Their name was Powers and the wife, Bonnie was the ultimate Francophile in my book. Her husband was a OB/GYN and a lover of wine. Bonnie embraced his love of wine. The author of the article, Doris Athineos, did such a fine job writing this piece that I would rather quote her as much as posssible than paraphrase. She deserves the credit. The photographer was Jenifer Jordan and she did a great job on the pictures.
When Bonnie's husband began collecting Burgandy, Boedeaux, and Provence, she wanted to be a good French chef. At the time, she was 35 years old and had two young daughters. "To some, that would have meant a few cooking lessons at Le Cordon Bleu. But Bonie studied French history at the University of Dallas, where she earned a bachelor's degree in 1990. She had to have a sense of the French before she could do a good job on cooking. After that, she could speak francais with the kind of accent that would elicit praise from French waiters and shopkeepers."
"Visiting Bonnie Powers in North Dallas didn't require a passport, but it should have. The flavors, fragrances, and colors of Provence would come alive in the French country-style farmhouse that Bonnie built and named Le mas aux volets verts (the house with green shutters). She made sububan Dallas feel like the South of France-even before the Cote du Ventoux would begin to flow.
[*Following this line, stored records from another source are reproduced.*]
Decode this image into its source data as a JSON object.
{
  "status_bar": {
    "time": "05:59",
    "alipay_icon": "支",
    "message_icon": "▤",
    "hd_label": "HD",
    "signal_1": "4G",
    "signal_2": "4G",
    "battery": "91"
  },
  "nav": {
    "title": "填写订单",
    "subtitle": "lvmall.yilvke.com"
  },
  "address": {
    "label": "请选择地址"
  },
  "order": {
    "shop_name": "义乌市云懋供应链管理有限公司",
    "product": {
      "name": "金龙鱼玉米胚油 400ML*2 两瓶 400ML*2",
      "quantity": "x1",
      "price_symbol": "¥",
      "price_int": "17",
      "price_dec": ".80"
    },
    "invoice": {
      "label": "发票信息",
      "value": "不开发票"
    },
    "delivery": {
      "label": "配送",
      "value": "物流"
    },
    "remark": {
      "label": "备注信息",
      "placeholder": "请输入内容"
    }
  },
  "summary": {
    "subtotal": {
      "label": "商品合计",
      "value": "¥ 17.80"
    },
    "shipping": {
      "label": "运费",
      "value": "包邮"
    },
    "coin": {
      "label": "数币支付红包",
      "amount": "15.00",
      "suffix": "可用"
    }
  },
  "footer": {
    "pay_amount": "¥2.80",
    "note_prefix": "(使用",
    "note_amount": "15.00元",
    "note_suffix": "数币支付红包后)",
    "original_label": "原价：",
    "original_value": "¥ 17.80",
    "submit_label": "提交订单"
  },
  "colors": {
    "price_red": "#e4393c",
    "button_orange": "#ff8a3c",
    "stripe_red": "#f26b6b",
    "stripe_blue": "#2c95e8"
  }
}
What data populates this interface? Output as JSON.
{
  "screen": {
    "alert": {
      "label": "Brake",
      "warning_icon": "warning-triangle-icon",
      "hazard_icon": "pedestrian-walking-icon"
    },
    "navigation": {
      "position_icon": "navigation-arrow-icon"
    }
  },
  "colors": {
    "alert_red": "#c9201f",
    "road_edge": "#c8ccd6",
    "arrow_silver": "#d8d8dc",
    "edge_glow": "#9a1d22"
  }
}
Her secret was to stir the senses the way a sous chef does roux. Bonnie was quoted as saying she "believed French life was all about wonderful tastes, smells, and colors, like the the warm, doughy aroma of freshly baked baguettes."
"In the kitchen cabinet were six different kinds of salt (La Fleur de Sel was her favorite) and sugar in different flavors and colors. She had two refrigerators for condiments like black olives with herbes de Provence, the cognac hard sauce, the tapenade, and green pepper corn Dijon mustard. A dozen copper pots dangled from a pot rack overhead.
"They decided it was more practical to live year-round in a Provential-style home in Dallas than part-time in France. Bonnie, with the help of builder, Chuck Shaw, designed and built a honey-colored stone mas that was inspired by the centuries-old farmhouses found in the Vaucluse area of Southern France. Austin chalk stone was too gray. Provencal colors were seen throughout the V-shaped house. To mimic the honey-colored stone found in southern France, the Powerses carted rocks from the Arbuckle Mountains in Oklahoma, just north of the Red River. The shutters were painted turquoise, because Provencal farmers were convinced that the color kept flies away."
"Bonnie gathered potatoes, tomatoes, onions, and garlic from her potager. A sample menu was Troucha (a Swiss chard omelet appetizer), ragout d' agne au aux artichants (lamb stew with artichokes), and pommes au Muscat de Beaumes de Venise (Provential-style baked apples) with lavender madeleines. For ten years, Bonnie kept a planning menu so her guests were never served the same thing twice.
"A pottery-shard inlaid tabletop by Robert Bellamy sat amid echinacea, English daisies, and steel blue echinops."
"Aromatic herbs dominated the wild garden known as the garrique. A melange of minty hyssop, rosemary, sage, and thyme added a spicy bouquet. A pebble path would alert the Powers when visitors arrived."
A wisteria basked in the sun.